Sunday, October 6, 2013

It Pays to have Talented Friends!

This blog is dedicated to my long time crony and talented friend, Karen Haggard.  I have assembled a bunch of photos of gifts she has given me over the years.  This is not everything -- just a few things.  Almost everything in the photos below was made by Karen.

Crocheted snowman basket by Karen Haggard

Crocheted doily and spool wreath

Hand pieced quilt - flower garden pattern

Same quilt on a quilt rack

Crocheted tea towel and granny square pot holders

Tatted doilies and crocheted antimacassars

More of Karen's pot holders

Crocheted purse, working drawstrings!

Baby blanket and pillow

(can you tell I love mini crocheted things??)

Dainty cross stitched rug with lovely fringe

Della Robia wreath and Poinsettia centerpiece

Crocheted stuffed bear and pot holders

Grouping of items by Karen Haggard

It probably wouldn't surprise you to know Karen was into smocking and French hand sewing in her former life (her life before she discovered miniatures).  Textiles and threads are her specialty.  How lucky am I?  It pays to have talented friends!
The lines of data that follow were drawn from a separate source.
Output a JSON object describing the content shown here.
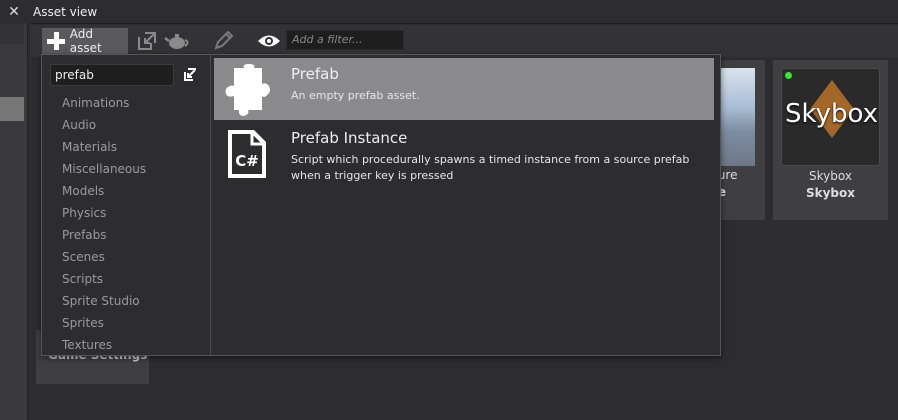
{
  "window": {
    "close_glyph": "✕",
    "title": "Asset view"
  },
  "toolbar": {
    "add_label": "Add asset",
    "filter_placeholder": "Add a filter...",
    "icons": [
      "plus-icon",
      "import-icon",
      "teapot-icon",
      "pencil-icon",
      "eye-icon"
    ]
  },
  "assets": {
    "texture": {
      "label": "xture",
      "type": "re"
    },
    "skybox": {
      "thumb_text": "Skybox",
      "label": "Skybox",
      "type": "Skybox",
      "status_color": "#3ee03a"
    },
    "game_settings": {
      "label": "Game Settings"
    }
  },
  "popup": {
    "search_value": "prefab",
    "categories": [
      "Animations",
      "Audio",
      "Materials",
      "Miscellaneous",
      "Models",
      "Physics",
      "Prefabs",
      "Scenes",
      "Scripts",
      "Sprite Studio",
      "Sprites",
      "Textures"
    ],
    "results": [
      {
        "title": "Prefab",
        "description": "An empty prefab asset.",
        "icon": "puzzle-icon",
        "selected": true
      },
      {
        "title": "Prefab Instance",
        "description": "Script which procedurally spawns a timed instance from a source prefab when a trigger key is pressed",
        "icon": "csharp-file-icon",
        "selected": false
      }
    ]
  }
}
Saturday, October 5, 2013

Dollhouse Mitering Shortcut!

Here’s a neat trick to avoid having to miter dentil molding at the upper back corners of a dollhouse room where it is hard to reach.  This helped to solve a problem I had – two different pieces of dentil molding that didn’t match so I couldn’t miter them together.   Make crown corner blocks from scrap wood – uses the trim pieces that you throw away when you miter!  I can’t believe no one makes these for dollhouses!
Here’s an example in full scale:
You will need the following:
  •  square strip of basswood with a thickness  that measures at least the depth of your dentil molding --the distance it extends from the wall toward the ceiling (mine was about ½” by ½”).   A scrap about 2 inches long should be enough. 

  • Cornice molding (the kind without the dentil trim) OR if you have saved the little cut off miter corners from previous mitering you can use those.

  • Optional – tiny 1/16 x 1/16 square molding or scrap wood to fill in the open square that forms at the bottom of the mitered triangles (you’ll see in the photos).

  • Miter Box such as the Midwest “Easy Miter” and razor saw.  Saw should be very fine – for delicate cuts.

Cut the larger square molding to a length just a tiny bit longer than the height of your dentil molding (mine was about 5/8 inch).  Cut two of these the same length for two corner blocks.

Looking at the photos, cut two tiny pieces of the cornice molding at opposite 45 degree angles (the two should be mirror images of each other – or use the scraps from previous miters).  They should be just tiny triangles with almost no length – each has a 45 degree cut and a straight or 90 degree cut.  Be very careful you don’t break off the fragile bottom lip (if it does, just let it break off on both pieces, it should still look fine without it).  Cut a second set If you are doing two back ceiling corners.

Glue the two angled pieces to each other, angle to angle, then glue the flat top of them to the end of the square block.   It should look like the photo below.

If desired you can fill in the open area with a scrap of 1/16 by 1/16 square molding.

 After it dries, sand if necessary and paint.

Glue the blocks in the corners and then install your dentil molding using straight cuts.  Finished!  Now you have an excuse to save all those miter scraps!